To those of you that know me, this would come as no surprise. To those of you that have ever borrowed a book from me, this would come as even less of a surprise. (Don’t bend the spine, idiots!)

There is something special about a well designed object that, looked after properly, can be used again and again, and be handed on to future generations, as so many of my collection have been.

Why then, did I ask for, and receive, a Kindle for Christmas?

1) Space – Books take up room. We have 4 large bookcases and 3 small bookcases in the house. Of these, 1 of each are taken up with DVDs, CDs and Wii games. The rest are filled with books, and, sadly, the overwhelming majority are mine. (2 of the large and 1 of the small are entirely my books, the rest are a mix).
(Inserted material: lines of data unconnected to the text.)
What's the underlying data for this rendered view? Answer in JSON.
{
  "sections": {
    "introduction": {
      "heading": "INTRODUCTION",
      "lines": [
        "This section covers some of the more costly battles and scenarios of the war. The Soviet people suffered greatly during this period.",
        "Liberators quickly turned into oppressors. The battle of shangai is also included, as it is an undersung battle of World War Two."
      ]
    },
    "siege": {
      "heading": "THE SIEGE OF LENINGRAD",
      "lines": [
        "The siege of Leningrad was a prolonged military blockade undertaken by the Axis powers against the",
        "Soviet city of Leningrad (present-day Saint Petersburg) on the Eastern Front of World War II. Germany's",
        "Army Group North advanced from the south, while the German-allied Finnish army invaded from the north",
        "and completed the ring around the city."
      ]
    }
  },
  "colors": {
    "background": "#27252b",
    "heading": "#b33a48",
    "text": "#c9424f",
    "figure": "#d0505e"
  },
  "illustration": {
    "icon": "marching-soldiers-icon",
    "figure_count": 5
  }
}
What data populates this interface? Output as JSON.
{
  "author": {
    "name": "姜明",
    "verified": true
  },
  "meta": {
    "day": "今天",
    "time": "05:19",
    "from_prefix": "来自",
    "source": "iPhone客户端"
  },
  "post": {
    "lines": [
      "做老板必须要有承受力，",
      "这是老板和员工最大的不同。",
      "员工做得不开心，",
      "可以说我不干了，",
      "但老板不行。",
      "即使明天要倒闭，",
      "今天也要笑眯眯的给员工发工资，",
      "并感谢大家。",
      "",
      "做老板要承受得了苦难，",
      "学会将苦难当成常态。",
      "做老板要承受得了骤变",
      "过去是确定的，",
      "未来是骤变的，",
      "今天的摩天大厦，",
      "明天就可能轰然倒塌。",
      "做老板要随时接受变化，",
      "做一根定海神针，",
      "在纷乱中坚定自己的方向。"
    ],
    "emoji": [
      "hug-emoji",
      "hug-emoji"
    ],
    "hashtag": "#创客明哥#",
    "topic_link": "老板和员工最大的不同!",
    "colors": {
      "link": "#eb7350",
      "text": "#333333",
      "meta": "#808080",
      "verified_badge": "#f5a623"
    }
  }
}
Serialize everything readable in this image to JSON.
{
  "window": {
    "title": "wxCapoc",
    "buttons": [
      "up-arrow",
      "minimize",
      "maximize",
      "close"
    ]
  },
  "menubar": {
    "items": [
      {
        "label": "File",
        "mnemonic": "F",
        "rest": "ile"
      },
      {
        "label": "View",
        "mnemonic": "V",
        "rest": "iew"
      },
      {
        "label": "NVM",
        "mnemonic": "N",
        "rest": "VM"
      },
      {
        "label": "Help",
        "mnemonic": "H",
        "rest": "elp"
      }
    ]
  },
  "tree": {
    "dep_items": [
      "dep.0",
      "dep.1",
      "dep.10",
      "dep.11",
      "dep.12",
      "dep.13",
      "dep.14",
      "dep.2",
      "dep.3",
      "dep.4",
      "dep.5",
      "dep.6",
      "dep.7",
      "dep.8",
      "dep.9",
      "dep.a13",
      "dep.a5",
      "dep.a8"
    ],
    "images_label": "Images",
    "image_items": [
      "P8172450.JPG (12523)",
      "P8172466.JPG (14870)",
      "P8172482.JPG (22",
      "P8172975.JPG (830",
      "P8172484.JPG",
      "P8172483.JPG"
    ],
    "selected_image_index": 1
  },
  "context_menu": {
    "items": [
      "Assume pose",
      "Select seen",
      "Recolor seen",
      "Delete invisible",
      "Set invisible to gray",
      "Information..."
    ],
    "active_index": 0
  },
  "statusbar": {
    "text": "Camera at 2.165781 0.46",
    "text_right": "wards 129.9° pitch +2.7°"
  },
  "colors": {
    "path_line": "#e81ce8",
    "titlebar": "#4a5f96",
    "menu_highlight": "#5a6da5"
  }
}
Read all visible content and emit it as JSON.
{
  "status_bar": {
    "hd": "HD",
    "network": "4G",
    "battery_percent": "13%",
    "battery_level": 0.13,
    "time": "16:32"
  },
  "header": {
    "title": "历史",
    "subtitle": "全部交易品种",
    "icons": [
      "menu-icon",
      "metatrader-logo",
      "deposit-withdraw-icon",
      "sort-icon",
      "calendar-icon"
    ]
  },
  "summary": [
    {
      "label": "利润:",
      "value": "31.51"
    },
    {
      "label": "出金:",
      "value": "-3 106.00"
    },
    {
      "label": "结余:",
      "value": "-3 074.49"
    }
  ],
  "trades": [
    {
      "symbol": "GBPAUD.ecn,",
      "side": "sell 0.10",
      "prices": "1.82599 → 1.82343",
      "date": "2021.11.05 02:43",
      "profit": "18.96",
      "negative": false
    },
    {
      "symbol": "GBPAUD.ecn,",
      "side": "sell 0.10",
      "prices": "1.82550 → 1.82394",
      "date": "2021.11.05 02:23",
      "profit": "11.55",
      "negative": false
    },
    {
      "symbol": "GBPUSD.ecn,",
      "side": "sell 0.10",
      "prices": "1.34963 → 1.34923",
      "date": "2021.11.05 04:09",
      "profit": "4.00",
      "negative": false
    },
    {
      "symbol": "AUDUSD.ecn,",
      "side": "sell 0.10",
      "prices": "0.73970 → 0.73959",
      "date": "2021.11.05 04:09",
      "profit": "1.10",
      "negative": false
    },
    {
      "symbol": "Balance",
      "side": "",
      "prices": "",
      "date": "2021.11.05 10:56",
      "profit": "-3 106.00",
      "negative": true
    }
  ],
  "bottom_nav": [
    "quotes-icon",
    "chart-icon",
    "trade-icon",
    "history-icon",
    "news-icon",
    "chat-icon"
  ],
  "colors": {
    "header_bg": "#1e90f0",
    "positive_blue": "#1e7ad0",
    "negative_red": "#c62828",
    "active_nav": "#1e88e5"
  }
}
It’s got to the point on two of the large bookcases where books are double ranked; stacked in front of other books. If I were to receive or purchase a new book, I’d really struggle to find room for it, once I’d read it, and I’m sure Becky will thank me for not cluttering up her dining room with more stuff.

2) Availability – Once upon a time, I worked in the centre of Manchester. I’d think nothing of popping to one of the big bookshops or local independant bookshop in town at lunchtime (or even the further away WHSmiths if I was desperate) and buy a book, especially if I knew there was something new out by one of my favourite authors.

Now, I work in an industrial estate in Wythenshawe. My nearest WHSmiths is in the hospital, and is more suited to gossip magazines than literature. Yes, I can order online through Amazon or Waterstone’s*, but then I’d have a wait before I’d get to read my book, meaning I might have to read yesterday’s Daily Mail at lunchtime, or as they call it, today’s Metro.

3) Convenience – On my Kindle, within 24 hours of first turning it on, I had the complete works of Charles Dickens, the complete Sherlock Holmes, 2 Bibles (NIV & ESV for those wondering), and various free classics. I already own the complete Sherlock Holmes, in a paperback book that is the size of a breezeblock, and somewhat cumbersome. My Kindle fits in my work bag, leaving room for my lunch…

4) Samples – How do you know if you’re going to like a book? Read a sample! That’s all very well and good, if you’ve got time to sit in a bookshop, but I don’t. Two or three clicks on the Kindle, et voila! Like the sample? I can buy the book there and then, and have it in my sweaty palms before you could say “Happy World Book Day”. It beats the effort involved in going into Manchester on a Saturday

So there you have it. I love books. I also love my Kindle (and my wife, who bought it for me). I have books that I’ve been after for years, but haven’t got around to buying before. I have samples of books that have intrigued me, but I’ve not had the chance to look at in a shop.

I’ll still buy physical copies of books, providing they’re by Terry Pratchett, Henning Mankel or Stephen Lawhead, and I don’t fancy reading graphic novels or sheet music on a small screen, but, for the time being at least, you can consider me a Kindle convert.

Where do you stand on this?

*I’m keeping the apostrophe in, even if they aren’t.